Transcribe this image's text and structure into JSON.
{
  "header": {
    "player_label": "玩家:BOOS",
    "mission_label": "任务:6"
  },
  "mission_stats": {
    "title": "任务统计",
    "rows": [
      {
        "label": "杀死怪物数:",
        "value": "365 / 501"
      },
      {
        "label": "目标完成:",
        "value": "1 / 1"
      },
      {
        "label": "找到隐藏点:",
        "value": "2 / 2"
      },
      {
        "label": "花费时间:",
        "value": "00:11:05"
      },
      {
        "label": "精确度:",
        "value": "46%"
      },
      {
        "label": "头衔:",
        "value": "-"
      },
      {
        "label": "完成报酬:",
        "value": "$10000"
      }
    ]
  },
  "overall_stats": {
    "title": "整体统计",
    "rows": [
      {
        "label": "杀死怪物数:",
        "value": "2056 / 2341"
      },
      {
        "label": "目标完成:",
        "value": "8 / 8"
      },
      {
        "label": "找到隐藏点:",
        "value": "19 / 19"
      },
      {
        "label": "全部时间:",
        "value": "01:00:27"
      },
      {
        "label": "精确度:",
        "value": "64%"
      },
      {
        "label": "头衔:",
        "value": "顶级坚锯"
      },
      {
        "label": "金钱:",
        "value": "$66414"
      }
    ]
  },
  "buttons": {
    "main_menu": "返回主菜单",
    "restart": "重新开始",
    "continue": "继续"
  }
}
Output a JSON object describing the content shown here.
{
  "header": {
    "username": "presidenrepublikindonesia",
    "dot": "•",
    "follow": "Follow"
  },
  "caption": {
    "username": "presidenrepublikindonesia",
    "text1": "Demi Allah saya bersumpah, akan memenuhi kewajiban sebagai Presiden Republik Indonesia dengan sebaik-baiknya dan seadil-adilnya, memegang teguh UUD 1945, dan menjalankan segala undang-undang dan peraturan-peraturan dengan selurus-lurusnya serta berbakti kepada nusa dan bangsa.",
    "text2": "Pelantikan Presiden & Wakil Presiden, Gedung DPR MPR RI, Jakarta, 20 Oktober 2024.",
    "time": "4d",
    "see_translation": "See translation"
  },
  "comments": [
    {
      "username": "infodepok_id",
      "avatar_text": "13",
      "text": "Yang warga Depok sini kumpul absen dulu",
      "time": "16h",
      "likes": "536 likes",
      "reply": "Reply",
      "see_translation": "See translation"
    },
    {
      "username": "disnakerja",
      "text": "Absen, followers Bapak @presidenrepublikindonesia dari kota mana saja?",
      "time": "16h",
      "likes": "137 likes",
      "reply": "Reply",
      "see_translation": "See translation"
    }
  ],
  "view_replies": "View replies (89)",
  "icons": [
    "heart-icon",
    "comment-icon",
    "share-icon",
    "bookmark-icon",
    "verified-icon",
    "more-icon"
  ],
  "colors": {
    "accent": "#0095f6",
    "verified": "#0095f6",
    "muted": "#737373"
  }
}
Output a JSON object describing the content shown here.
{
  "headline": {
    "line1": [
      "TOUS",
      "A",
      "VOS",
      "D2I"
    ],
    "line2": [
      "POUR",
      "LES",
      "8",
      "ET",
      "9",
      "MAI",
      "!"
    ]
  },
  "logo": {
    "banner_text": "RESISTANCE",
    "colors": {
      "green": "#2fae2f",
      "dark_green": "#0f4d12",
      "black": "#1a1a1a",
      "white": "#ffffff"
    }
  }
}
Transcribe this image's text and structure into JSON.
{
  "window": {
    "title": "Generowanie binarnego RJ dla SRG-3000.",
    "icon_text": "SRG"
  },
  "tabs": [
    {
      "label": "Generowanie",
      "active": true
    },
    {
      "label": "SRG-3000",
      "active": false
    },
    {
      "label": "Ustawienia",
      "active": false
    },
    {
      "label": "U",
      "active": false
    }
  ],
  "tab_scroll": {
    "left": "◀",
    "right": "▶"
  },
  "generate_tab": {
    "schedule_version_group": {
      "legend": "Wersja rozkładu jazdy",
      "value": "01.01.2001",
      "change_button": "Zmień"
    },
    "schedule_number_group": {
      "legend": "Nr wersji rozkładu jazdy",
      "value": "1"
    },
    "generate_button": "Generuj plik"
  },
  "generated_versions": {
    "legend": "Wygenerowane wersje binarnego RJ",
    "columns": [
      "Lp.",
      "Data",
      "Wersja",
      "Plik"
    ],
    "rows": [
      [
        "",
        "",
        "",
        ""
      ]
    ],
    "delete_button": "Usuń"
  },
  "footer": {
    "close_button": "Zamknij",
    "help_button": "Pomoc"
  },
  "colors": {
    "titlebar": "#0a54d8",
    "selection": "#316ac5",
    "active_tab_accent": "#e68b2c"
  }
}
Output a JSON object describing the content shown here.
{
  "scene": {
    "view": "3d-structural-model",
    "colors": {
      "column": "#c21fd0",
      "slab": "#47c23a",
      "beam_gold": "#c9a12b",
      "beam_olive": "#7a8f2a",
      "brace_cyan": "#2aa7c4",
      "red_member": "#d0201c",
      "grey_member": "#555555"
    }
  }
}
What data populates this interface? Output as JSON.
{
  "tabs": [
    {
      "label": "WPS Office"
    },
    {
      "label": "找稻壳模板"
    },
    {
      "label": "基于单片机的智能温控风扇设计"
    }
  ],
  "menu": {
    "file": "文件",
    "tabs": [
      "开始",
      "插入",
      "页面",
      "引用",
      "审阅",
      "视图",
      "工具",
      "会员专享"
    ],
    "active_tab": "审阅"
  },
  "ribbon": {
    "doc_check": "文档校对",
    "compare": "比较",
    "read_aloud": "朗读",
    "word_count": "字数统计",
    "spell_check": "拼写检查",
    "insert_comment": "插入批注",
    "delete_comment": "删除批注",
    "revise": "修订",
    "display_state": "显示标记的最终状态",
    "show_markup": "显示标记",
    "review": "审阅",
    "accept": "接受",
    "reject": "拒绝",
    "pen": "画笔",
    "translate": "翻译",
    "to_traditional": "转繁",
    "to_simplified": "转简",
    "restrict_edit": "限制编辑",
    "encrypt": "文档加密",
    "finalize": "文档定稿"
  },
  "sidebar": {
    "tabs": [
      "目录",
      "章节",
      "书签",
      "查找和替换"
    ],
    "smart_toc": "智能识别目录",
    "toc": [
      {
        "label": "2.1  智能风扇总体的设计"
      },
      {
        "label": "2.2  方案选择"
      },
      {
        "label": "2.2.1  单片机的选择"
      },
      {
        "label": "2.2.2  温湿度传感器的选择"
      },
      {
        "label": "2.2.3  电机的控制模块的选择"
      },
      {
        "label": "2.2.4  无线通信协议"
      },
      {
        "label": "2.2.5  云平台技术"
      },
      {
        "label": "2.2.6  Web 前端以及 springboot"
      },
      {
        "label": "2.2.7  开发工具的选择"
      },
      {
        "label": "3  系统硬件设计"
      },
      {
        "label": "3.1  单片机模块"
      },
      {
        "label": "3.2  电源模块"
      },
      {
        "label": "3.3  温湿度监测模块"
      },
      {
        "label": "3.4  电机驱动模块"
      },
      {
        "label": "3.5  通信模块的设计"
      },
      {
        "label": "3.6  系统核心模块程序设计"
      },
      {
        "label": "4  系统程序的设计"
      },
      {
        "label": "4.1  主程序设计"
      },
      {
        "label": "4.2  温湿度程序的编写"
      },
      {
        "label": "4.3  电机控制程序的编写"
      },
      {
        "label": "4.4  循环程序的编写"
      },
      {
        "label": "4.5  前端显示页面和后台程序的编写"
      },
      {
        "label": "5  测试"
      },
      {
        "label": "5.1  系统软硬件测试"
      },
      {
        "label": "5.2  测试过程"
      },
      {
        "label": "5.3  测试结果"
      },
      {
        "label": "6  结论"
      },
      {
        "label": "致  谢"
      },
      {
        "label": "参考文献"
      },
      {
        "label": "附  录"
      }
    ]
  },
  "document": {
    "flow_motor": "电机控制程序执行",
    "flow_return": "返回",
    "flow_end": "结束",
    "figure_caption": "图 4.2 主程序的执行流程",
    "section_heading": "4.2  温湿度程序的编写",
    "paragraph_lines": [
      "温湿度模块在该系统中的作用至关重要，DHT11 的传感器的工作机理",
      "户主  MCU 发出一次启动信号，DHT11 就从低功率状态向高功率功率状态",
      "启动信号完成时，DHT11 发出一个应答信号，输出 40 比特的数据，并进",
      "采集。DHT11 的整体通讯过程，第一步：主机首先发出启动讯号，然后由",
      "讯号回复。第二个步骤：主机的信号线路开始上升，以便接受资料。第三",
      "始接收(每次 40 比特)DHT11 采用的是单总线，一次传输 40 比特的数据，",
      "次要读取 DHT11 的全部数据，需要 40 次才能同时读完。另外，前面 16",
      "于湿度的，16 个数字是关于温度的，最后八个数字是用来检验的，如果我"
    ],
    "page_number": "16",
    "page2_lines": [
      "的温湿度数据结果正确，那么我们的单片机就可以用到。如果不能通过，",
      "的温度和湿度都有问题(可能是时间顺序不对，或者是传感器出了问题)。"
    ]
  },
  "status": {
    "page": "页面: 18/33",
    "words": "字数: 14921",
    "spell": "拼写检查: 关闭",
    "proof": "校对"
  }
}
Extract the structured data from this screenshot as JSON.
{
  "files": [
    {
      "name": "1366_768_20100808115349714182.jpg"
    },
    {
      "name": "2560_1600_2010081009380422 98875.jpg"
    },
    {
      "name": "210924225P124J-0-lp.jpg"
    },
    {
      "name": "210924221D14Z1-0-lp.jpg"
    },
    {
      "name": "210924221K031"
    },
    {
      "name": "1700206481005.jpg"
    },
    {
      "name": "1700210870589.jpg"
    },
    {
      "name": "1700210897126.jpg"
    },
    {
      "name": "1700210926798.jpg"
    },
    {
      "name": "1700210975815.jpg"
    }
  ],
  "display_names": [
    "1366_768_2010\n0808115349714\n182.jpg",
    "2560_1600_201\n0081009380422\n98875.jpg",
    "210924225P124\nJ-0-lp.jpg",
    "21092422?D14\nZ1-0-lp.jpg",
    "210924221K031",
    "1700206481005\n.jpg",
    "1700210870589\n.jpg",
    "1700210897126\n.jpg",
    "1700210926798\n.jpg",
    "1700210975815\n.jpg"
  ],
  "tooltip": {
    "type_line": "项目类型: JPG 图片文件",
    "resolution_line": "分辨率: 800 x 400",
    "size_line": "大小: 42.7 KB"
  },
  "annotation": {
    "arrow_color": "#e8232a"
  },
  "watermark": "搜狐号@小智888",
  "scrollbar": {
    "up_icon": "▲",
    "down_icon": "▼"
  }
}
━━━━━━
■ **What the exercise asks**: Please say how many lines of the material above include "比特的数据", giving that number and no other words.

■ **Result**: 2